Recommended by Andy

Agent Sonya: Moscow's Most Daring Wartime Spy Cover ImageAgent Sonya: Moscow’s Most Daring Wartime Spy

Macintyre weaves an incredible narrative about the Soviet spy Ursula Kuczynski. Reading like a novel, Agent Sonya chronicles Kuczynski’s espionage activities — including passing information crucial for the Soviet’s development of atomic weapons. In her lifetime she was hunted by the Chinese government, the Japanese secret police, the Nazis, MI-5, MI-6, and the F.B.I. and evaded them all.

Recommended by Chelsea

Eat a Peach: A Memoir Cover ImageEat a Peach: A Memoir

I picked this up because I enjoyed Chang’s philosophy about food. I kept reading because of his unflinching discussion of mental illness. Accessible and easy to read, Eat a Peach is about running a business, building a team, and being honest to yourself about yourself.

Recommended by Ben

World of Wonders: In Praise of Fireflies, Whale Sharks, and Other Astonishments Cover ImageWorld of Wonders: In Praise of Fireflies, Whale Sharks, and Other Astonishments

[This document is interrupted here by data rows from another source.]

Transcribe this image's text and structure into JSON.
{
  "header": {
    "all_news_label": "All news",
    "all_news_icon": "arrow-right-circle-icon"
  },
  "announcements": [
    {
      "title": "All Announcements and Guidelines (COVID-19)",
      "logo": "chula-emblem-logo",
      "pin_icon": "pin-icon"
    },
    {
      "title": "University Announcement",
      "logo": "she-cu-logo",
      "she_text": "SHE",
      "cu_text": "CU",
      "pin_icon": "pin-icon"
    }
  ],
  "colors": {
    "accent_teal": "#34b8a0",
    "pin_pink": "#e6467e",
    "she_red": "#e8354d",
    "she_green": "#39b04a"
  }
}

Nezhukumatathil weaves musings on flora and fauna with personal experiences in this effortless melding of nature writing and memoir. Buoyant and mesmerizing, her observations of axolotls, ribbon eels, cassowaries, narwhals, dragon fruit, and so on, are nuanced by insights into her family, herself, her fellow human creatures. A taut profusion, this joyous book begs the reader to slow down and savor its language the way one should the ripest cara cara orange.

Editor’s Note: Watch our virtual event with Nezhukumatathil and Margaret Renkl on Facebook!

Recommended by Andy

Sec Planet Golf USA: The Definitive Reference to Great Golf Courses in America, Revised Edition

If you had to cancel your golf trip this year because of the pandemic, Darius Oliver offers the perfect antidote. Featuring the top 100 courses in the United States, Planet Golf is beautifully illustrated and completely revised for 2020.

Recommended by Ben

Ledger: Poems Cover ImageLedger: Poems

Hirshfield’s ninth collection is a stirring meditation on wonder, loss, memory, climate, war, connection, the sheer strangeness of being alive. With uncomplicated language, yet startlingly original images and metaphors, the precision of her diction delicately connects each poem to the next. Spare and pulsing, they are deeply moving and profound, and taken together illuminate the importance of noticing, caring, pondering, acting, existing.

Book Club

In-person Book Club is on hold for now, and space is full for our virtual sessions.

First Editions Club: October Selection


Jack: A Novel Cover ImageJack

Marilynne Robinson, winner of the Pulitzer Prize and the National Humanities Medal, returns to the world of Gilead with Jack, the latest novel in one of the great works of contemporary American fiction.

Marilynne Robinson’s mythical world of Gilead, Iowa–the setting of her novels GileadHome, and Lila, and now Jack–and its beloved characters have illuminated and interrogated the complexities of American history, the power of our emotions, and the wonders of a sacred world. Jack is Robinson’s fourth novel in this now-classic series. In it, Robinson tells the story of John Ames Boughton, the prodigal son of Gilead’s Presbyterian minister, and his romance with Della Miles, a high school teacher who is also the child of a preacher. Their deeply felt, tormented, star-crossed interracial romance resonates with all the paradoxes of American life, then and now.Robinson’s Gilead novels, which have won one Pulitzer Prize and two National Book Critics Circle Awards, are a vital contribution to contemporary American literature and a revelation of our national character and humanity.

More about our First Editions Club: Every member receives a first edition of the selected book of the month, signed by the author. Books are carefully chosen by our staff of readers, and our picks have gone on to earn major recognition including the Pulitzer Prize, the National Book Award, and the PEN/Faulkner Award. Plus, there’s no membership fee or premium charge for these books. Build a treasured library of signed first editions and always have something great to read! Makes a FABULOUS gift, too.